Bars and restaurants in the main street area of Dubrovnik.
Where to stay
Apartments Nivic (Stajeva ulica 7) is a great option in the old town for folks looking ofr self-catering. Just 50 metres from the sea and 300 metres from the Stradun Promenade, each of these studio apartments offer A/C, kitchenette, dining area, private bathroom and flat screen TV.
The first-class boutique Hotel Villa Wolff (Pucica 1) is a fantastic option on the Lapad Peninsula with its own tasty seafood restaurant. Book ahead, however—its bright and inviting corridors only hold three suites and three double rooms!

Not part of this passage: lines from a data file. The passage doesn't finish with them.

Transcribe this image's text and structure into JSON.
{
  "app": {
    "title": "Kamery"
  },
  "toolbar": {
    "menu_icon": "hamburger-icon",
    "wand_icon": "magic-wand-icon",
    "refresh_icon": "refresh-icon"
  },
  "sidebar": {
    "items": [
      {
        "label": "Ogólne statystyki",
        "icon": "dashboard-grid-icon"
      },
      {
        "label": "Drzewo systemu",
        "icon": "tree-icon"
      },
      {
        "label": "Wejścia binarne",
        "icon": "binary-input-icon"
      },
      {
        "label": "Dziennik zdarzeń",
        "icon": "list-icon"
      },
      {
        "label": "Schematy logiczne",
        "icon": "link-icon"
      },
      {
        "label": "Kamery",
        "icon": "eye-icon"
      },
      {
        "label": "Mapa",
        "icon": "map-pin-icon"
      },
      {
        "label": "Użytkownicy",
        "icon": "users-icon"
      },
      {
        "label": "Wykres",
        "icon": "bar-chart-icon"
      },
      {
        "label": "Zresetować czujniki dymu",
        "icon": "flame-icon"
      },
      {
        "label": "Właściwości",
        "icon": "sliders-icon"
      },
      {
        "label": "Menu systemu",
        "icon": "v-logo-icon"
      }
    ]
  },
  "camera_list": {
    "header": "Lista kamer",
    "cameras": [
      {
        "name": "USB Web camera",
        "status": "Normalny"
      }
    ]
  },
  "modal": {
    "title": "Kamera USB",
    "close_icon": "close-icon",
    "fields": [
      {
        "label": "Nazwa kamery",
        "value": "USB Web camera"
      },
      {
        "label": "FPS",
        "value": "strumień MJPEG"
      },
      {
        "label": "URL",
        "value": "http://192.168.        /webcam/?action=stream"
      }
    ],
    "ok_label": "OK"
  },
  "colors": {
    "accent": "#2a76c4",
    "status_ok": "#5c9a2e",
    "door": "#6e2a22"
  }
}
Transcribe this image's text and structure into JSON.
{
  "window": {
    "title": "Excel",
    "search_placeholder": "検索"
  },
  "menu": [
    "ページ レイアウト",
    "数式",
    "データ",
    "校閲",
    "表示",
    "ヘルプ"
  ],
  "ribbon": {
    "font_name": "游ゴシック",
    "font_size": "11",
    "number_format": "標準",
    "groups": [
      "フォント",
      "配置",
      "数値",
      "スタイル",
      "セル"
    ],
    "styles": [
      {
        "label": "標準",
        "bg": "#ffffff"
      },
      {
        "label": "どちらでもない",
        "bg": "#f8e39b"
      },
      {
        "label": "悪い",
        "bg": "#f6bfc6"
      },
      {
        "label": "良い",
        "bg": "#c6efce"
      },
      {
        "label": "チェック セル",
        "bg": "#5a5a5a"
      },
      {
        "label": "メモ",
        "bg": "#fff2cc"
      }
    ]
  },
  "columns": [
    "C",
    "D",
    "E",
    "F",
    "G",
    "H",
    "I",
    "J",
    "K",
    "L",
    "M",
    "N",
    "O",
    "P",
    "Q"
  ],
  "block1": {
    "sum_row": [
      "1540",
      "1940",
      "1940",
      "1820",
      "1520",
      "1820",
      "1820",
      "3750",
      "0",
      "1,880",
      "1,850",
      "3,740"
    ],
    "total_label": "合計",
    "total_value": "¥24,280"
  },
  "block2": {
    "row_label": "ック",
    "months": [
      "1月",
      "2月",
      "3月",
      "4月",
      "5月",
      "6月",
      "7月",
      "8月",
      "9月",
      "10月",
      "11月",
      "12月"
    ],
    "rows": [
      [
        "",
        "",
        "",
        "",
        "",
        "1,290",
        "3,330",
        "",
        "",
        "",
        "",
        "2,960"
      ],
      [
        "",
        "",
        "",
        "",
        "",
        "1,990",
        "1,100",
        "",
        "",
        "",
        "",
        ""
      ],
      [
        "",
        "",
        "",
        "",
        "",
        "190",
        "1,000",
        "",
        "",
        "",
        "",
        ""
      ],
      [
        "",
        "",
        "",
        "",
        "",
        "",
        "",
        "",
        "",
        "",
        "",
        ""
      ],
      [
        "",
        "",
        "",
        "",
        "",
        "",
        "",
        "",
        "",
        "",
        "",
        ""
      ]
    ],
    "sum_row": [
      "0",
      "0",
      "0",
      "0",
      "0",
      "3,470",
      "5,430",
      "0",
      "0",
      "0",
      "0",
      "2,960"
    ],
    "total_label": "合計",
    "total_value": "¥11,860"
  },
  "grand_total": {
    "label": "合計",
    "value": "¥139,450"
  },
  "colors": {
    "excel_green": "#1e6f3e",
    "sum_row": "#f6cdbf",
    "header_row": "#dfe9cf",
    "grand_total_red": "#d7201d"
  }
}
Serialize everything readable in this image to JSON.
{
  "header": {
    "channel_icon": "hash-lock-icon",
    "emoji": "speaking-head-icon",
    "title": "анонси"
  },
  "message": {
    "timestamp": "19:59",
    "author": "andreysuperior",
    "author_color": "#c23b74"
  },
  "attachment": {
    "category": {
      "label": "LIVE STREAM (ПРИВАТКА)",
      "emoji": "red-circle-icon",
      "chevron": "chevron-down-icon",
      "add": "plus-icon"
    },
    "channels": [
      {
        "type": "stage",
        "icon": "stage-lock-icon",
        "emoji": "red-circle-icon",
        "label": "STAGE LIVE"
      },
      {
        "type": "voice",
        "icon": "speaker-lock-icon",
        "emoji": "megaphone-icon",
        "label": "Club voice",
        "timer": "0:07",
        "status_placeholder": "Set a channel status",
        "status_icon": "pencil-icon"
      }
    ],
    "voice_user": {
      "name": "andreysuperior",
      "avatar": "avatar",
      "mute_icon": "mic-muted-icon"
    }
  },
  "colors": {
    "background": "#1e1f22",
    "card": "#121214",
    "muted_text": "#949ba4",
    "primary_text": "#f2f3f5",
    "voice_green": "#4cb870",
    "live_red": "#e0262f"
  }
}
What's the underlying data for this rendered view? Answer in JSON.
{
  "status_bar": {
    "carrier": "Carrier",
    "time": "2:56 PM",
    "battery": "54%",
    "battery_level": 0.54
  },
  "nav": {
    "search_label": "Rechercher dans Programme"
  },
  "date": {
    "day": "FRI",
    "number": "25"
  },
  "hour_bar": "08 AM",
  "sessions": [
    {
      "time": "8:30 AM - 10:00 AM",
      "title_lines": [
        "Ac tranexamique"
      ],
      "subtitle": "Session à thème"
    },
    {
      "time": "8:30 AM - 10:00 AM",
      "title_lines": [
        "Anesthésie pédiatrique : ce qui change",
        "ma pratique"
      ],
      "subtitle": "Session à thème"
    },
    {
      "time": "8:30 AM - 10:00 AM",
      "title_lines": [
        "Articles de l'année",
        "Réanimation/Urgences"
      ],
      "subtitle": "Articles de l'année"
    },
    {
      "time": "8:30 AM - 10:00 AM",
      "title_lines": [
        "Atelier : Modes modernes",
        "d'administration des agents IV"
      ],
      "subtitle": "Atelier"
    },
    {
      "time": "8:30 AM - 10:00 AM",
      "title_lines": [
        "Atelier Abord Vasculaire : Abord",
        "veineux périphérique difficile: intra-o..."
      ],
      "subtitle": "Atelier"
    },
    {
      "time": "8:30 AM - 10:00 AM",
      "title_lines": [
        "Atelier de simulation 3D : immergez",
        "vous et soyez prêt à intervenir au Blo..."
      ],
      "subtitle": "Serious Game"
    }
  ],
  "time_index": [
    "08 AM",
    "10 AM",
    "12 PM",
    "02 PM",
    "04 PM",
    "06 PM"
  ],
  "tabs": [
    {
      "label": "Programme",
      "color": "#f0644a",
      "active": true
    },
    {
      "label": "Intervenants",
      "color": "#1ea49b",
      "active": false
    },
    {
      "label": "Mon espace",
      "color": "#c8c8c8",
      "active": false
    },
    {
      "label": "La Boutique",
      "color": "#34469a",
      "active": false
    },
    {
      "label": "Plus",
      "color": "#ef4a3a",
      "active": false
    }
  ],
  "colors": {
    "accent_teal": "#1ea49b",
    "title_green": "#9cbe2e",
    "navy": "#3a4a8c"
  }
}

Hotel Petka (Obala Stjepana Radica 38) offers 104 rooms, some of which are triples. All rooms have shower and/or bath, satellite TV, minibar and A/C. There are two decent restaurants on site that serve Dalmatian and other Mediterranean fare.
Guesthouses are plentiful in Dubrovnik and allows a peek into local life you may otherwise miss. The family-run Rooms Vicelic (Antuninska ulica 10) offers four charming stone-walled rooms with private bathrooms and a shared kitchenette. If they’re all booked up, try Villa Sigurata II (Cubranoviceva 11), thirteen guestrooms within walking distance of Rupe Museum.
October events in Dubrovnik
Festival of Fragrances
2nd October 2015
Festival of Fragrances takes place in main square at Mali Lošinj, one of the most beautiful place in Dubrovnik. It's a celebration of olive products, honey liqueurs and souvenirs.
Croatian festival of jams and marmelades
11th October 2015 to 13th October 2015
Croatian Festival of Jams and Marmalades is a food and dine event in front of St. Blaise's church. visitors will get to sample and buy the jams and marmalades. The event takes place from 11th to 13th October.
Independence Day (Dan Neovisnosti)
8th October 2015
October 8th is the Independence Day of Croatia. Locally named Dan Neovisnosti is a national holiday all over Croatia as well as in Dubrovnik. Thanksgiving and parades are some programs on the list at this special event.